Down the Road After a Disaster
Down the road after a disaster is exactly where I found myself after a tornado hit downtown Forth Worth. March 28, 2000, was a day like any other at my solo practice in the Bank One Building. Shortly after 6 p.m. I went upstairs to meet a colleague in the top floor restaurant. In what would later be an ironic twist of fate, the early diners included a group of employees of the National Weather Service. Suddenly, without warning, the wind started to blow, the building began to shake, and a crowd rushed to the wall-high windows to see what was happening. I looked up and saw the chandelier above our table swinging. We were told to head for the stairway, but people panicked. There was screaming and crying, people pushing and falling over one another as the large crowd tried to rush down 35 flights. Then I heard glass breaking, and I knew these could be my final moments.
An F3 tornado had ripped through Fort Worth, killing five and injuring 100. By the time it passed, I’d made it down to the 23rd floor where my office was located – had been located.

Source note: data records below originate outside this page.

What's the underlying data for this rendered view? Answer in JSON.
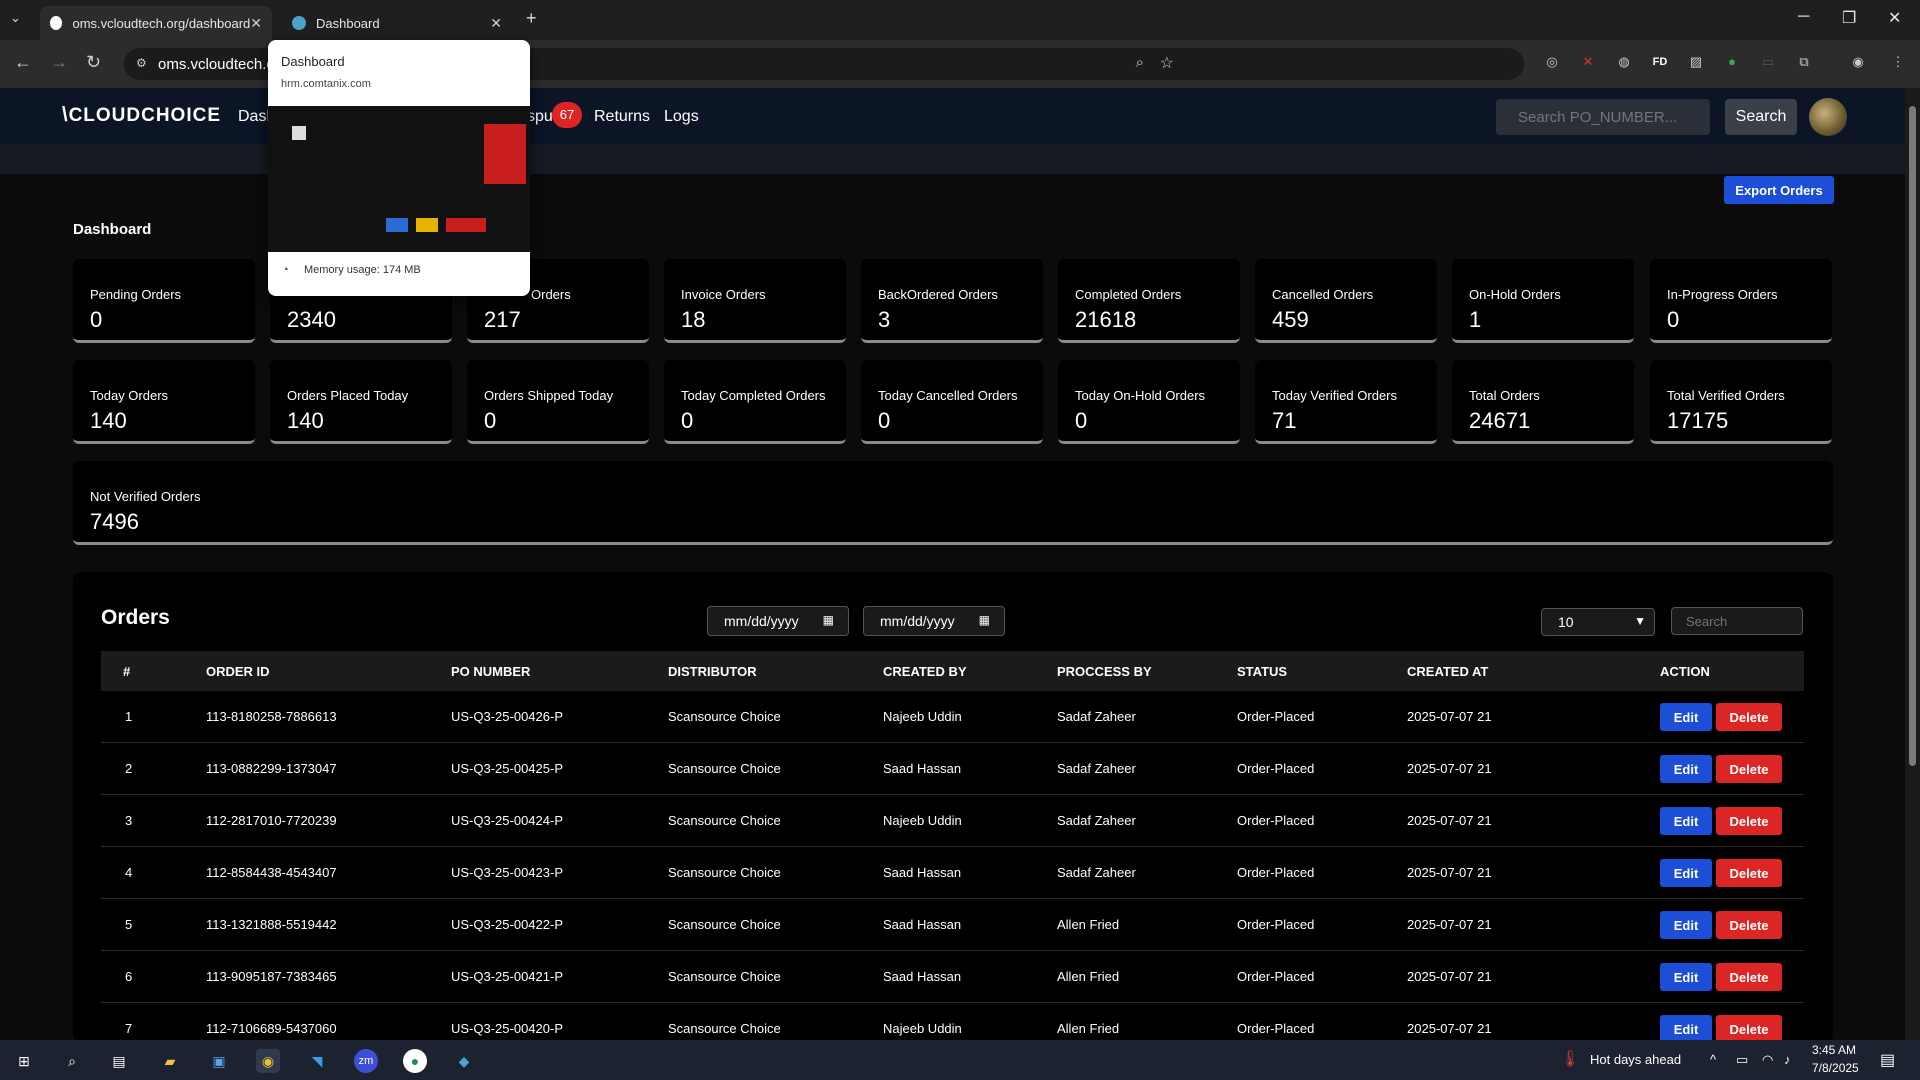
{
  "browser": {
    "tabs": [
      {
        "label": "oms.vcloudtech.org/dashboard",
        "active": true
      },
      {
        "label": "Dashboard",
        "active": false
      }
    ],
    "address": "oms.vcloudtech.o",
    "preview": {
      "title": "Dashboard",
      "url": "hrm.comtanix.com",
      "memory": "Memory usage: 174 MB"
    },
    "extensions": [
      "glasses-icon",
      "close-red-icon",
      "globe-icon",
      "fd-icon",
      "image-icon",
      "shield-icon",
      "screen-icon",
      "puzzle-icon",
      "profile-icon",
      "menu-icon"
    ],
    "ext_fd": "FD"
  },
  "app": {
    "logo": "CLOUDCHOICE",
    "nav": {
      "dashboard": "Dash",
      "disputes": "spu",
      "disputes_badge": "67",
      "returns": "Returns",
      "logs": "Logs"
    },
    "search_placeholder": "Search PO_NUMBER...",
    "search_btn": "Search",
    "export_btn": "Export Orders",
    "dashboard_title": "Dashboard"
  },
  "cards_row1": [
    {
      "label": "Pending Orders",
      "value": "0"
    },
    {
      "label": "",
      "value": "2340"
    },
    {
      "label": "Orders",
      "value": "217"
    },
    {
      "label": "Invoice Orders",
      "value": "18"
    },
    {
      "label": "BackOrdered Orders",
      "value": "3"
    },
    {
      "label": "Completed Orders",
      "value": "21618"
    },
    {
      "label": "Cancelled Orders",
      "value": "459"
    },
    {
      "label": "On-Hold Orders",
      "value": "1"
    },
    {
      "label": "In-Progress Orders",
      "value": "0"
    }
  ],
  "cards_row2": [
    {
      "label": "Today Orders",
      "value": "140"
    },
    {
      "label": "Orders Placed Today",
      "value": "140"
    },
    {
      "label": "Orders Shipped Today",
      "value": "0"
    },
    {
      "label": "Today Completed Orders",
      "value": "0"
    },
    {
      "label": "Today Cancelled Orders",
      "value": "0"
    },
    {
      "label": "Today On-Hold Orders",
      "value": "0"
    },
    {
      "label": "Today Verified Orders",
      "value": "71"
    },
    {
      "label": "Total Orders",
      "value": "24671"
    },
    {
      "label": "Total Verified Orders",
      "value": "17175"
    }
  ],
  "card_not_verified": {
    "label": "Not Verified Orders",
    "value": "7496"
  },
  "orders": {
    "title": "Orders",
    "date_from": "mm/dd/yyyy",
    "date_to": "mm/dd/yyyy",
    "per_page": "10",
    "search_placeholder": "Search",
    "headers": [
      "#",
      "ORDER ID",
      "PO NUMBER",
      "DISTRIBUTOR",
      "CREATED BY",
      "PROCCESS BY",
      "STATUS",
      "CREATED AT",
      "ACTION"
    ],
    "edit_label": "Edit",
    "delete_label": "Delete",
    "rows": [
      {
        "n": "1",
        "order_id": "113-8180258-7886613",
        "po": "US-Q3-25-00426-P",
        "distributor": "Scansource Choice",
        "created_by": "Najeeb Uddin",
        "process_by": "Sadaf Zaheer",
        "status": "Order-Placed",
        "created_at": "2025-07-07 21"
      },
      {
        "n": "2",
        "order_id": "113-0882299-1373047",
        "po": "US-Q3-25-00425-P",
        "distributor": "Scansource Choice",
        "created_by": "Saad Hassan",
        "process_by": "Sadaf Zaheer",
        "status": "Order-Placed",
        "created_at": "2025-07-07 21"
      },
      {
        "n": "3",
        "order_id": "112-2817010-7720239",
        "po": "US-Q3-25-00424-P",
        "distributor": "Scansource Choice",
        "created_by": "Najeeb Uddin",
        "process_by": "Sadaf Zaheer",
        "status": "Order-Placed",
        "created_at": "2025-07-07 21"
      },
      {
        "n": "4",
        "order_id": "112-8584438-4543407",
        "po": "US-Q3-25-00423-P",
        "distributor": "Scansource Choice",
        "created_by": "Saad Hassan",
        "process_by": "Sadaf Zaheer",
        "status": "Order-Placed",
        "created_at": "2025-07-07 21"
      },
      {
        "n": "5",
        "order_id": "113-1321888-5519442",
        "po": "US-Q3-25-00422-P",
        "distributor": "Scansource Choice",
        "created_by": "Saad Hassan",
        "process_by": "Allen Fried",
        "status": "Order-Placed",
        "created_at": "2025-07-07 21"
      },
      {
        "n": "6",
        "order_id": "113-9095187-7383465",
        "po": "US-Q3-25-00421-P",
        "distributor": "Scansource Choice",
        "created_by": "Saad Hassan",
        "process_by": "Allen Fried",
        "status": "Order-Placed",
        "created_at": "2025-07-07 21"
      },
      {
        "n": "7",
        "order_id": "112-7106689-5437060",
        "po": "US-Q3-25-00420-P",
        "distributor": "Scansource Choice",
        "created_by": "Najeeb Uddin",
        "process_by": "Allen Fried",
        "status": "Order-Placed",
        "created_at": "2025-07-07 21"
      }
    ]
  },
  "taskbar": {
    "weather": "Hot days ahead",
    "time": "3:45 AM",
    "date": "7/8/2025"
  },
  "colors": {
    "accent_blue": "#1d4ed8",
    "danger_red": "#dc2626",
    "nav_bg": "#0b1526"
  }
}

I opened the office door and saw computers knocked to the floor, damaged furniture, and documents flying out the open windows. In a split second, I was left with no material resources—nothing to refer to but my memory.
It was weeks before tenants were allowed back in the building, but I still had to attend hearings and trials, though I had no files. Some clients had given me original documents—these were now gone. Though the district clerk’s office copied all pleadings, it was impossible to recreate all of the lost papers. But the tornado taught me that life goes on—even after a disaster. I’d begun my practice with $1,000, some borrowed furniture, and a few referrals. I wasn’t about to let a tornado take away all I’d worked for.

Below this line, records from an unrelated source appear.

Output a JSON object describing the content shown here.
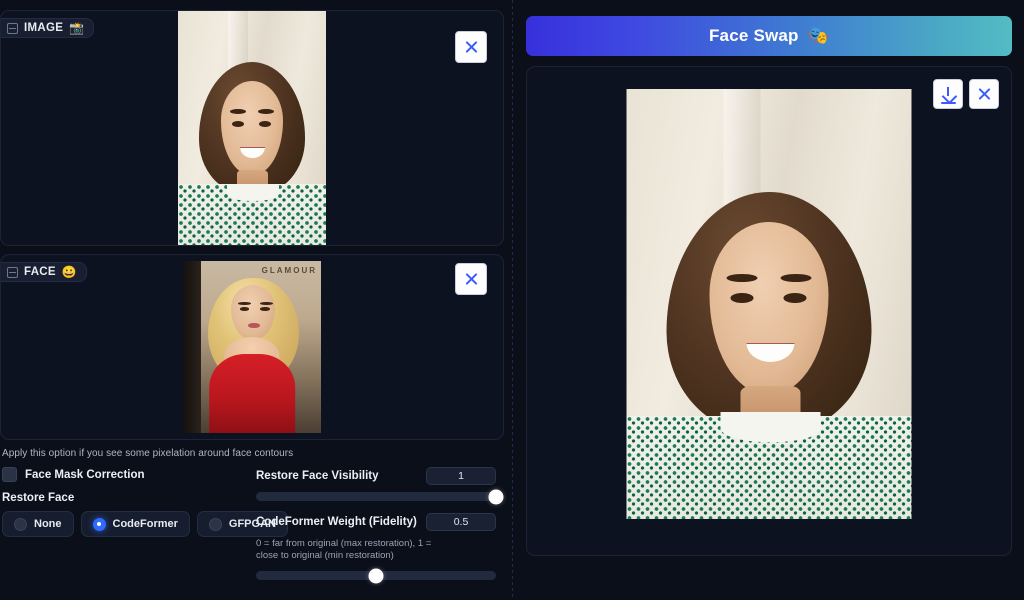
{
  "left": {
    "image_zone": {
      "badge_label": "IMAGE",
      "badge_emoji": "📸",
      "badge_icon": "image-placeholder-icon",
      "close_icon": "close-icon"
    },
    "face_zone": {
      "badge_label": "FACE",
      "badge_emoji": "😀",
      "badge_icon": "image-placeholder-icon",
      "close_icon": "close-icon"
    }
  },
  "controls": {
    "hint": "Apply this option if you see some pixelation around face contours",
    "face_mask_correction": {
      "label": "Face Mask Correction",
      "checked": false
    },
    "restore_face": {
      "label": "Restore Face",
      "options": [
        {
          "label": "None",
          "selected": false
        },
        {
          "label": "CodeFormer",
          "selected": true
        },
        {
          "label": "GFPGAN",
          "selected": false
        }
      ]
    },
    "restore_face_visibility": {
      "label": "Restore Face Visibility",
      "value": "1",
      "percent": 100
    },
    "codeformer_weight": {
      "label": "CodeFormer Weight (Fidelity)",
      "value": "0.5",
      "percent": 50,
      "description": "0 = far from original (max restoration), 1 = close to original (min restoration)"
    }
  },
  "result": {
    "header_title": "Face Swap",
    "header_emoji": "🎭",
    "download_icon": "download-icon",
    "close_icon": "close-icon"
  },
  "photos": {
    "source_banner": "GLAMOUR"
  },
  "colors": {
    "background": "#0b0f19",
    "panel": "#0d1220",
    "accent_blue": "#3b5bfd",
    "radio_selected": "#2f6bff",
    "gradient_start": "#3730dd",
    "gradient_end": "#52bcc4"
  }
}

Finding a new office was the first task and it proved an uphill battle. Some 85 percent of the building’s tenants were lawyers and we were all scrambling for space. Rents skyrocketed. Initially, tenants expected to move back into a renovated building, so I resisted signing a long-term lease. Yet I knew clients wanted a sense of stability during what was likely an unstable time in their own lives. With help from the legal community and friends, I found a temporary office and proved to my clients that I was here to stay. But I felt more “on the road” than “down the road.” A year later tenants learned they would not be moving back to the Bank One Building. Finally, I could make permanent decisions about how to reorganize my practice, my schedule, and work on obtaining new clients.
The tornado caused delays and financial hardship, but as a result I started doing things differently:
• I no longer maintain control of a client’s original documents.
• I back up all technological equipment and maintain a hard copy of documents.
• I recognize that property insurance is a necessity.
• I have an agreement with another lawyer to assist each other in the event of any catastrophe.
• I’ve learned to ask fellow lawyers for assistance when needed.
• I know it’s necessary to advertise a permanent location where clients can find you.
One minute in a day can change your life. But isn’t change what life is all about? That and not taking people, situations, and opportunities for granted.
Deborah Adame is chair of State Bar of Texas Grievance Panels, District 7A, and a solo practitioner in Fort Worth, Texas. Contact her at firstname.lastname@example.org.